Tesla boss Elon Musk has shocked the market with a bombshell tweet saying he is mulling taking the electric auto company private. He added that "being public means that there are large numbers of people who have the incentive to attack the company".
As a private company, Tesla would not be required to report quarterly results, freeing it from Wall Street pressure and giving the company a longer-term window to achieve Musk's goal of a renewable-energy future.
In this photo, taken September 29, 2015, Elon Musk, CEO of Tesla Motors Inc., talks about the Model X auto at the company's headquarters, in California.
All of this is compounded by the fact that today The Financial Times reported that Saudi Arabia wealth funds had bought up to a $2 billion stake in Tesla recently, so its feasible that Musk has secured funding from overseas interests.

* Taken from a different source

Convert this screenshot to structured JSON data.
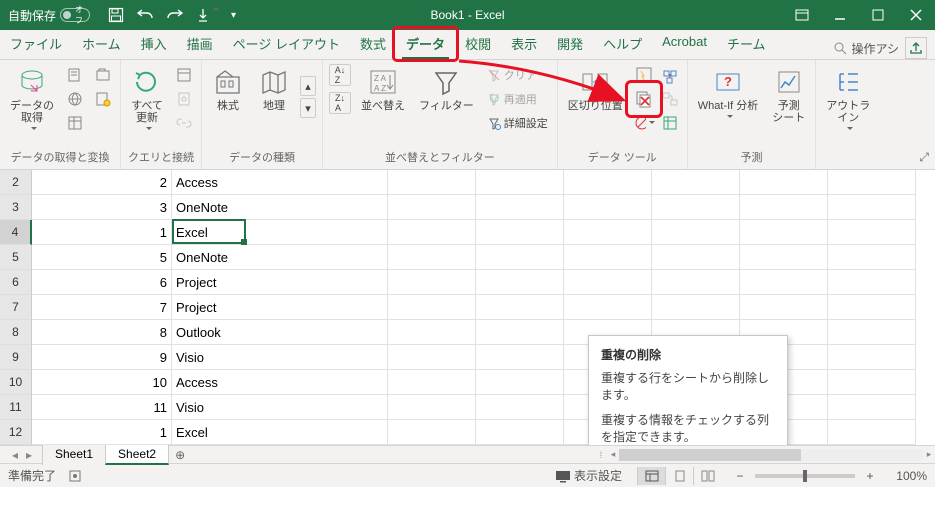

Tesla stock was halted at $367.25 per share shortly after 2 p.m., before closing up 11 percent after resuming trade at 3:45 p.m.
Supporters of Musk and the company view him as a visionary akin to Apple co-founder Steve Jobs, while critics have likened him to a "Wizard of Oz" like figure who has yet to turn a profit.
While the decision isn't set in stone, Musk layout out a provisional plan to take the company private.
Musk's tweet came two weeks after Tesla revealed it had burned through $739.5 million in cash on its way to a record $717.5 million net loss in the second quarter, as it cranked out more electric cars.
Elon Musk is the world's 31st-richest person and Tesla's largest shareholder. He claims Tesla is the most shorted stock "in the history of the stock market" and that going private would remove them from the narrative. That baseless tweet was quickly deleted and Musk apologized to the diver.
Musk said in subsequent tweets that he would remain chief executive under a go-private transaction and that any deal would benefit shareholders.
The SEC did not immediately respond to a request for comment on Musk's tweet. The CEO said shareholders would have the final say if he decides to follow through on going private, and that he would stay in his job. It is also the only auto maker building cars (some of them) under a tent, as Tesla strains to crank out cars for Model 3 buyers in the waiting line to buy and collect tax credits.
But asked if he would take legal action against Musk over the allegation, Unsworth said: 'If it's what I think it is yes'. "Plus this is short squeeze rocket fuel after a nice quarter", said analyst Chaim Siegel from Elazar Advisors.
"Given his historic frustration with short sellers, analysts and certain parts of the press, it is perhaps also not surprising that he has given consideration to taking the company private".
Tesla has been the subject of a number of short sales by investors - who feel the money-losing company doesn't have a path to profitability and that its shares will tumble.